Market and Model
Prices range between £24,500 and around £26,000 for this 1.4-litre TSI 150PS ACT 2WD petrol model and there's a choice of 'S' or 'SE Nav' trim levels. As for equipment, well even entry-level 'S' trim gets you 17-inch alloy wheels and the 'Composition Media' system with its 8.0-inch touchscreen. Via this display, you'll access an eight-speaker DAB stereo system with Bluetooth 'phone connectivity, an SD card reader and a USB connection. Volkswagen also throws in roof rails, an auto-dimming rear view mirror, auto headlamps and wipers, a dual-height boot floor, a proper space-saver spare wheel and an impressive rosta of basic safety equipment.
A useful option is the Park Assist system, able to automatically locate, then steer you into the tightest roadside space. Other popular options include a keyless entry and start system, a vast panoramic glass roof, bi-xenon headlamps and touchscreen sat nav. Tarmac driving aids include the XDS electronic differential lock to improve handling when driving quickly though bends. And the ACC Adaptive Chassis Control system able to adjust the suspension to suit the mood you're in and the road you're on.

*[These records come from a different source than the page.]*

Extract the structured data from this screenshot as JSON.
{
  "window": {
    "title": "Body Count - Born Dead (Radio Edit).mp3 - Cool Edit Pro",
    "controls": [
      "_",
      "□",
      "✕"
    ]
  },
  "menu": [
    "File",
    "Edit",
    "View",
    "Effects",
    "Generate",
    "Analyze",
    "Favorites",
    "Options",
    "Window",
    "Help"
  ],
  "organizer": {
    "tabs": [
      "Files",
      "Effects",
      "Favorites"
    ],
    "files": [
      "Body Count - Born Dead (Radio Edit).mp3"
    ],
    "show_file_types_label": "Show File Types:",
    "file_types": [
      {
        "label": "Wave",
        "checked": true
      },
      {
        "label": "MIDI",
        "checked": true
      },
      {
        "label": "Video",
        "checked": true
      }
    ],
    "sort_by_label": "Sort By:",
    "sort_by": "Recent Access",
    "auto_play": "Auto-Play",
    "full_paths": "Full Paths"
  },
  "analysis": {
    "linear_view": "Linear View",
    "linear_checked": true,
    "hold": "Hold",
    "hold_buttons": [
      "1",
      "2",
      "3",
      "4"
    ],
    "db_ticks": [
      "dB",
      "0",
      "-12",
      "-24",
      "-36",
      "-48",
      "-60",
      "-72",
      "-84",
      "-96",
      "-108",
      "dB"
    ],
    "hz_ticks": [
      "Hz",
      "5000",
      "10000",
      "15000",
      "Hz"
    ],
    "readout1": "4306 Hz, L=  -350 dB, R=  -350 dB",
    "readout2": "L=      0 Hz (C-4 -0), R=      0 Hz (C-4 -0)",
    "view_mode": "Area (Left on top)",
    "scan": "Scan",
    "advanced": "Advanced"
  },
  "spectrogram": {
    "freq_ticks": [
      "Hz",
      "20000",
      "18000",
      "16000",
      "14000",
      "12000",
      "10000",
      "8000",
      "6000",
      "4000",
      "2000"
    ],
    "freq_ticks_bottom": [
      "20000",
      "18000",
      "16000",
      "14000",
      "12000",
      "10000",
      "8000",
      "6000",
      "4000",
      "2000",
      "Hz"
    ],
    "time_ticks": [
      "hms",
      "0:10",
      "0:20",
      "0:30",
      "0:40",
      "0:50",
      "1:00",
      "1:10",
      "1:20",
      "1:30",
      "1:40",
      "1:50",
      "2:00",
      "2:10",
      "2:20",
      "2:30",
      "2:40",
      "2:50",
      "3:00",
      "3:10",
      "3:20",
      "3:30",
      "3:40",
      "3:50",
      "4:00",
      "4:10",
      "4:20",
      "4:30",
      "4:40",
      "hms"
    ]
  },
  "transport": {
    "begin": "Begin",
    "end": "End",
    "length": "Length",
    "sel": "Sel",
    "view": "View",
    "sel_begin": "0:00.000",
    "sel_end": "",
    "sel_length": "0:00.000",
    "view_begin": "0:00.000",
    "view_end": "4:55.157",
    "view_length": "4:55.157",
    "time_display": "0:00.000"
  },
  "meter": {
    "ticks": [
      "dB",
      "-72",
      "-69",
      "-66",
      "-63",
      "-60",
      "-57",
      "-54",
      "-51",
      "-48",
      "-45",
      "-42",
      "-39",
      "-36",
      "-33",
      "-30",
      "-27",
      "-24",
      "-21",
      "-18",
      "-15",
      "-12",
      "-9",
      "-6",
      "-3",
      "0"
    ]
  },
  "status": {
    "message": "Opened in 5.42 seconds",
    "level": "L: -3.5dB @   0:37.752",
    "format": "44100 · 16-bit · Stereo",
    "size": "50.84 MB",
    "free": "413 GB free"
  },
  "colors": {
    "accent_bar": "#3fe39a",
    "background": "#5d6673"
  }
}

Safety kit includes six airbags (with rear sidebags an option) and an ABS system with emergency brake assist for sudden stops instantly advertised to following motorists by hazard warning lights that automatically flash as you screech to a halt.
Cost of Ownership
When it comes to running costs for this Volkswagen, it's best not to dismiss the petrol option entirely, especially if, like many Tiguan owners, you're a low mileage motorist. Thanks to clever ACT Active Cylinder Technology, this 150PS 1.4 TSI 2WD petrol model will save you around £2,000 on its 2.0 TDI 150 counterpart, is significantly faster and will still manage 48.7mpg on the combined cycle and 132g/km of CO2.
What else? Well residual values will be strong and insurance costs are reasonable, rated at group 18E on the 1-50 groupings scale. And servicing costs can also be kept to reasonable levels thanks to a choice of servicing regimes - 'Time & Distance' for low mileage cars or a 'LongLife' programme for those regularly covering over 25 miles a day. Go for the latter approach and it can be possible to drive for up to 20,000 miles or 24 months without a major service.
Volkswagen has gone further than most manufacturers in perfecting its crossover credentials - and the result is reasonably affordable in this 1.4 TSI 150PS ACT petrol guise. With slick styling and a tempting package of electronic driver aids, this Tiguan makes a valiant attempt at throwing off the soft-roader stereotypes and differentiating itself from the growing glut of similar vehicles that ply the market place.
Here we have a compact 4x4 with Golf-inspired build quality and strong driving dynamics. Factor in highly advanced engine technology along with Volkswagen badging that's certain to go down a storm in this image-conscious sector and this Tiguan's future would appear to be mapped out.
Volkswagen Tiguan 1.4 TSI 150PS ACT review by Jonathan Crouch